→ Exercise
Please give the number of lines in the listing that include the word "JSON", with no other words.

━━━━━━━━━━━━━━━━━━━━

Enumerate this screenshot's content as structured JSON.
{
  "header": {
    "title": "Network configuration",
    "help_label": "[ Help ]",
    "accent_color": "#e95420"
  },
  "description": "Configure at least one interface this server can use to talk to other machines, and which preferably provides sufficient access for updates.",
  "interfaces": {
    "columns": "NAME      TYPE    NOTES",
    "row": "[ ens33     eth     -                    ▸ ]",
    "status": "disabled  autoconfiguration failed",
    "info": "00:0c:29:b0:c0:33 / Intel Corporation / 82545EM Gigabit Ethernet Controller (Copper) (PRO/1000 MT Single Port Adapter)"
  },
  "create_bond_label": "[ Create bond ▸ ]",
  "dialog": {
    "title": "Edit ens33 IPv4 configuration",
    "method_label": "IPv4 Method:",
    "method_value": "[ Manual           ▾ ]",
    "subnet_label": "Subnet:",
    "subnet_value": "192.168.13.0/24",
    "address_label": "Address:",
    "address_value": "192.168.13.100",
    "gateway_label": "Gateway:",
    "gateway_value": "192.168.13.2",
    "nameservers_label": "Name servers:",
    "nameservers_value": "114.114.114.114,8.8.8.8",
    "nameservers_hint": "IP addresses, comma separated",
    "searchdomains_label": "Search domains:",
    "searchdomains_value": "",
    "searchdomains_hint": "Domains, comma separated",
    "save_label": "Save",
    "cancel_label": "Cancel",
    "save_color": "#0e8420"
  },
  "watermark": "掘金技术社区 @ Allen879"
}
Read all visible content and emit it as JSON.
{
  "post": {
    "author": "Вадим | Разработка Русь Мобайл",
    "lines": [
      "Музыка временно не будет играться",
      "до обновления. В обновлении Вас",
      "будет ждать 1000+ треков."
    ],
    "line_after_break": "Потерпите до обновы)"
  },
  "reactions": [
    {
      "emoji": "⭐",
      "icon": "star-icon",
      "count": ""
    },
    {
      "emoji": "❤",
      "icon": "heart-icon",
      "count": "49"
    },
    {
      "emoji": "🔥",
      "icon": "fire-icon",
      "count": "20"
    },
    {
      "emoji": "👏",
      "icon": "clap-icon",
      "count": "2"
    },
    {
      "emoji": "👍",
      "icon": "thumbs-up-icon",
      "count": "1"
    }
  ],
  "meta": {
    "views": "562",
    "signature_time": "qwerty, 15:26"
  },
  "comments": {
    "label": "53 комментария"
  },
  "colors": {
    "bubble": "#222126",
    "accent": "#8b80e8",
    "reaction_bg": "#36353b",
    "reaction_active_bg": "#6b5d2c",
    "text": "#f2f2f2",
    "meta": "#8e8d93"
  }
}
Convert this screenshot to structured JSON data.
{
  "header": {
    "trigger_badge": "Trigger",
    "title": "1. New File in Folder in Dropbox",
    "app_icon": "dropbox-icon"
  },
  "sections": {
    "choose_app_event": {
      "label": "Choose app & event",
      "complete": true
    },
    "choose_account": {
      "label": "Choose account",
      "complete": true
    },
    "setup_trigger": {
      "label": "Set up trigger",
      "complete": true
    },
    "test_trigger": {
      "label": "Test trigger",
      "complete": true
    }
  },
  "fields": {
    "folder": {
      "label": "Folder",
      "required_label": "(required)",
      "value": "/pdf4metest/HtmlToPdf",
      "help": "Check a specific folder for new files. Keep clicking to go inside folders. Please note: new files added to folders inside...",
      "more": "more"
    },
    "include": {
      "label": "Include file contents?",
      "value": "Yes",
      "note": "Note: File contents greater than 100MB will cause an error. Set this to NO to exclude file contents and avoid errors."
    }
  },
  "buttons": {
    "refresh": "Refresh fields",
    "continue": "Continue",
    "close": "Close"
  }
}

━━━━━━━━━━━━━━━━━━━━

→ Exercise result
3